In the 1960s, players began to use an open hand to direct the ball with more precision and control. This allowed for more accurate passes and increased the possibilities for offensive plays. Over time, hand setting has become a staple in beach volleyball, with players constantly refining their technique to enhance their gameplay. Today, hand setting remains an essential skill that is taught and practiced by all serious beach volleyball players.
What is an illegal set in volleyball?
In volleyball, an illegal set happens when a player uses their hands to touch the ball during a volley in a way that doesn’t follow the rules. This could include holding or carrying the ball too long, double-touching, or making the ball spin. Illegal sets result in a point for the other team.
Why can’t the libero hit?
The libero in volleyball can’t hit the ball above the net because they have special rules. They are mainly there to play great defense and pass the ball to teammates. Other players do the hitting and attacking near the net.
How many times can a libero serve in a set?
In volleyball, the libero can serve only once in a rotation. This means they get to serve from behind the service line, and if the team wins the point, the libero will rotate out, and another player will serve. The libero cannot serve again until they rotate back to the serving position in the next rotation.
In conclusion, overhand setting is a common playing action in beach volleyball and is recognized in the official rules and guidelines of the sport. There are certain faults associated with overhand contact that players and referees should be aware of.
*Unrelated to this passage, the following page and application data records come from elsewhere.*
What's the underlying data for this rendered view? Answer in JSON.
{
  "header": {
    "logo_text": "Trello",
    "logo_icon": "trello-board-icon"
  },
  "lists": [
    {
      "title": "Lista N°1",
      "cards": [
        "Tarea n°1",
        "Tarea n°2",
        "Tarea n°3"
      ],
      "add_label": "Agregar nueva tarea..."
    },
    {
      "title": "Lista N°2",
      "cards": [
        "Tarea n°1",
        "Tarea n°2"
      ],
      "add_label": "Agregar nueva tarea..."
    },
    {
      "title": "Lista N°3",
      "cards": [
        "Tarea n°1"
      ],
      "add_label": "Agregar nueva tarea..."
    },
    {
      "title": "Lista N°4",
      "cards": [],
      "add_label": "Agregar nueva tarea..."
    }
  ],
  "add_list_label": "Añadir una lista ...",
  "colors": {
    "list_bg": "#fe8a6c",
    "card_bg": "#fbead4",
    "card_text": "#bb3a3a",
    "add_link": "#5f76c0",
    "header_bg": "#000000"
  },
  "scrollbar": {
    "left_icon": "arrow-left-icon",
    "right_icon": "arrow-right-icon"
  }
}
By understanding the history and terminology of hand setting, players can effectively utilize this technique to enhance their gameplay.Overall, overhand setting adds a dynamic element to beach volleyball, much like a skilled artist crafting a masterpiece.